According to an arrest affidavit cited by the New York Times, Daniels was dancing topless at the club when she pressed patrons' faces into her chest, fondled the breasts of some women in the audience and performed similar acts on three police officers who were at the establishment.

Avenatti told MSNBC his client was released on $6,000 bail, and that he did not expect the case to affect her lawsuits against Trump.

Daniels has said Trump's personal attorney Michael Cohen paid her the $130,000. Cohen has confirmed he made the payment. Daniels is also suing Cohen. In May, Trump said Daniels was paid to stop "false and extortionist accusations."

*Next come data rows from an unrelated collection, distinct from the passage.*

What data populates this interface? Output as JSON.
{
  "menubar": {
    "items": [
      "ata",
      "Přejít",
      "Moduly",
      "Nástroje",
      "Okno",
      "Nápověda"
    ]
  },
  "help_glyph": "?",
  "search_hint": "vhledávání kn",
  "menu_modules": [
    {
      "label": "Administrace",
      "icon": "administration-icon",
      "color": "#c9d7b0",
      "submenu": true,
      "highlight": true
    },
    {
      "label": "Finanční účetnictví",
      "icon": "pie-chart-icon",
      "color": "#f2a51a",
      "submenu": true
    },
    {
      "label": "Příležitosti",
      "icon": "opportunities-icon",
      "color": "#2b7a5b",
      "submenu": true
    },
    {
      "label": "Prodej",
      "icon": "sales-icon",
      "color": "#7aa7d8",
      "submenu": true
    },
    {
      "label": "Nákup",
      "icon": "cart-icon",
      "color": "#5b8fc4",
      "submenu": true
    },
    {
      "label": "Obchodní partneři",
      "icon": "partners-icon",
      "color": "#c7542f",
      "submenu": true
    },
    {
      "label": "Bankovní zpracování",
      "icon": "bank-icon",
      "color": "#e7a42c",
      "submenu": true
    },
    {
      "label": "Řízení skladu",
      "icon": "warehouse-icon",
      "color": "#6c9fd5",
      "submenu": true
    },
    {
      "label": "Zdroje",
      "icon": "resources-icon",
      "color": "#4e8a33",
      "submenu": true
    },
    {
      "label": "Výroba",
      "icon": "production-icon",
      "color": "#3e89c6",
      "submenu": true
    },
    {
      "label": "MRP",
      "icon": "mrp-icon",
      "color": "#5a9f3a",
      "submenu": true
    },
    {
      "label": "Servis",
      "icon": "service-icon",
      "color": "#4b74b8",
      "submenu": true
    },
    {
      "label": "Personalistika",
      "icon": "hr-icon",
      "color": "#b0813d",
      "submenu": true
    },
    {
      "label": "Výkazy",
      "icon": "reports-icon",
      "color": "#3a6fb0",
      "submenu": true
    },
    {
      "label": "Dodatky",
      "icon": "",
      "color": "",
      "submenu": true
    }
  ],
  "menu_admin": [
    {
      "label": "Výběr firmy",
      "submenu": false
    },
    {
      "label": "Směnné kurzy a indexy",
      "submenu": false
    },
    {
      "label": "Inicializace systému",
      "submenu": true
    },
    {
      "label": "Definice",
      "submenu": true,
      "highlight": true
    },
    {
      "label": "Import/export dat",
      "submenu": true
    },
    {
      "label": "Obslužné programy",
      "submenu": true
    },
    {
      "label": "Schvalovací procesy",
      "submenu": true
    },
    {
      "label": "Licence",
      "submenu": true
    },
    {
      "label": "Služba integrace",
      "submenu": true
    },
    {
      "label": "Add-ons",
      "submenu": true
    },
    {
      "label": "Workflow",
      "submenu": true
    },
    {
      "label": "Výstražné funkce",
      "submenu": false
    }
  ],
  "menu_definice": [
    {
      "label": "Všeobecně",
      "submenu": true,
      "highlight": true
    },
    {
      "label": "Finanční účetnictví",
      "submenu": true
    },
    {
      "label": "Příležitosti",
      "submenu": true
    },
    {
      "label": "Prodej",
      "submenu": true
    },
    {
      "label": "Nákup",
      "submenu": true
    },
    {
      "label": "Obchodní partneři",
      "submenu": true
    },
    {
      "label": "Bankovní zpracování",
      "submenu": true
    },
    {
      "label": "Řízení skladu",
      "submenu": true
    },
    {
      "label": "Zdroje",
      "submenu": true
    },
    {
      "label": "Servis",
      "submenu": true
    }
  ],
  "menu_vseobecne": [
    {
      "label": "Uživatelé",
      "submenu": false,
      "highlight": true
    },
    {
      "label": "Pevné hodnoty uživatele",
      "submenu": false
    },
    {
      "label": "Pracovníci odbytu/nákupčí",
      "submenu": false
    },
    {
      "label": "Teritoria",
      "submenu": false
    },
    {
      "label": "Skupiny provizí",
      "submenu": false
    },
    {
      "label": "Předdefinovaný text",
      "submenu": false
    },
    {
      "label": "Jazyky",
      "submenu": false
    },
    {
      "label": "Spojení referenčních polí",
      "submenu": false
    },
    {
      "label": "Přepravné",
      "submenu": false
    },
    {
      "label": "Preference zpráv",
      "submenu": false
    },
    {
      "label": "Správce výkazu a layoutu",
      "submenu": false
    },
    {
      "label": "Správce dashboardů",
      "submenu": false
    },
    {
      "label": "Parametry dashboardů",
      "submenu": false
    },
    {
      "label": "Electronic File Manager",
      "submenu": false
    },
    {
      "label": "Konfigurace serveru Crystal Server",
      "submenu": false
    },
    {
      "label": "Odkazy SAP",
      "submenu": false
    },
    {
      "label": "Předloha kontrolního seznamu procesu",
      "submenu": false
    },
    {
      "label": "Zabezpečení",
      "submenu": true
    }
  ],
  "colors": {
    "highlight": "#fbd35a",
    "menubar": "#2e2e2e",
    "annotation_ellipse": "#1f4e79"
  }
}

Prosecutors are investigating Cohen for possible crimes related to his business dealings, a source familiar with the investigation told Reuters in April. He has not been charged.

Daniels has been on tour since last winter, appearing at strip clubs across the United States, and was due to perform again at Sirens on Thursday night. After the charges were dismissed, Avenatti said Daniels would seek to perform at another club in Columbus on Thursday night.



(Reporting by Brendan O'Brien in MILWAUKEE and Bernie Woodall in FORT LAUDERDALE, FLA.; Additional reporting by Heavey in WASHINGTON; Editing by Bernadette Baum, Marguerita Choy and Cynthia Osterman)